This new release from the BBC National Orchestra of Wales presents Edward Elgar’s Enigma Variations and George Chadwick’s Symphonic Sketches. George Chadwick and Edward Elgar lived almost parallel lives on opposite sides of the Atlantic. Born in rural Massachusetts in 1854, Chadwick was Elgar’s senior by three years. Elgar, born in Worcester in 1857, was to become everything Chadwick aspired to be yet wasn’t. Successful and respected as an academic, Chadwick was appointed director of Boston’s New England Conservatory in 1897. Whilst he helped establish the NEC as a major international conservatory, it was recognition as a great composer that he sought most. Elgar, on the other hand, maintained a lifelong suspicion of academics and yet rose to become one of the most venerated composers of his era.
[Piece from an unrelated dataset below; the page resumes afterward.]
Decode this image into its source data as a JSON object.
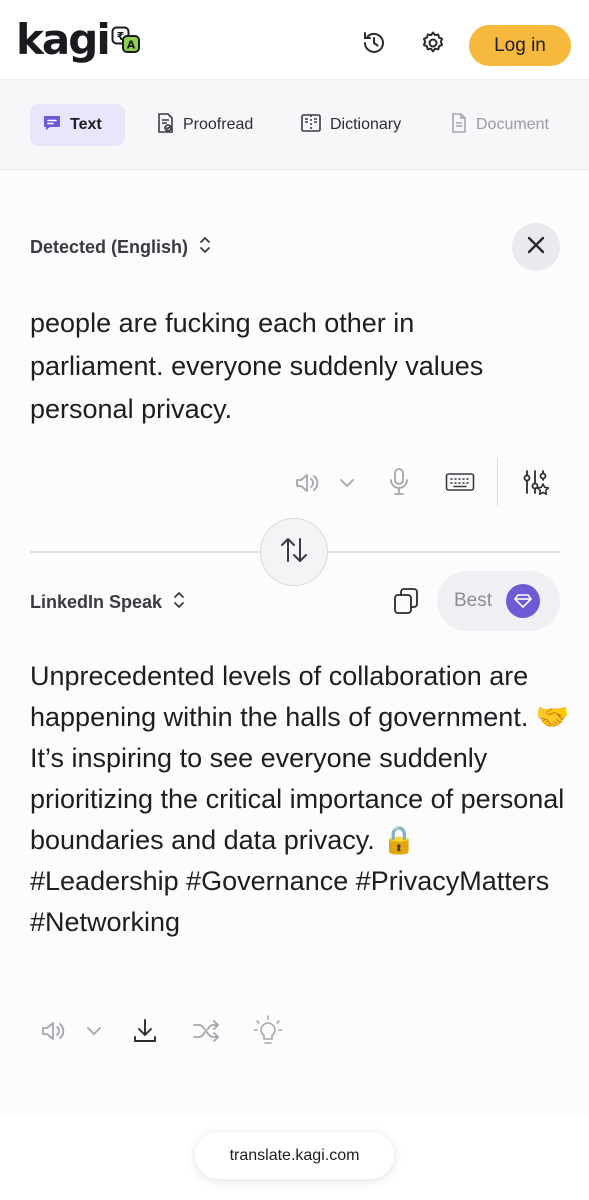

Perlman's Elgar has always caused consternation among English critics, largely because it's so much better played from a purely technical point of view than any performance by an English violinist. With its relatively swift tempos, the performance is sometimes judged to be lacking in repose and "inwardness," whatever that is. All of this is complete nonsense. Perlman's playing of this extremely long and difficult concerto places it squarely in the grand Romantic tradition, which is precisely where it belongs.
At once a virtuosic tour de force and an outpouring of romantic feelings, Elgar's Violin Concerto is one of the titan concertos of the repertoire. At about 50 minutes in total length, it was conceived of on a scale even greater than Dvorák or Brahms before him, but retains the same symphonic characteristics and importance of the orchestral accompaniment.
The late chamber music of fin de siècle English composer Edward Elgar is as melodic and personal as any he ever wrote, but because it is also more emotionally elusive than his earlier symphonies and concertos, his chamber music is much less frequently performed and recorded. This disc by members of London's Nash Ensemble coupling the three-movement, 25-minute-long Violin Sonata in E minor with the three-movement, nearly 40-minute-long Piano Quintet in A minor is a wonderful introduction to both works.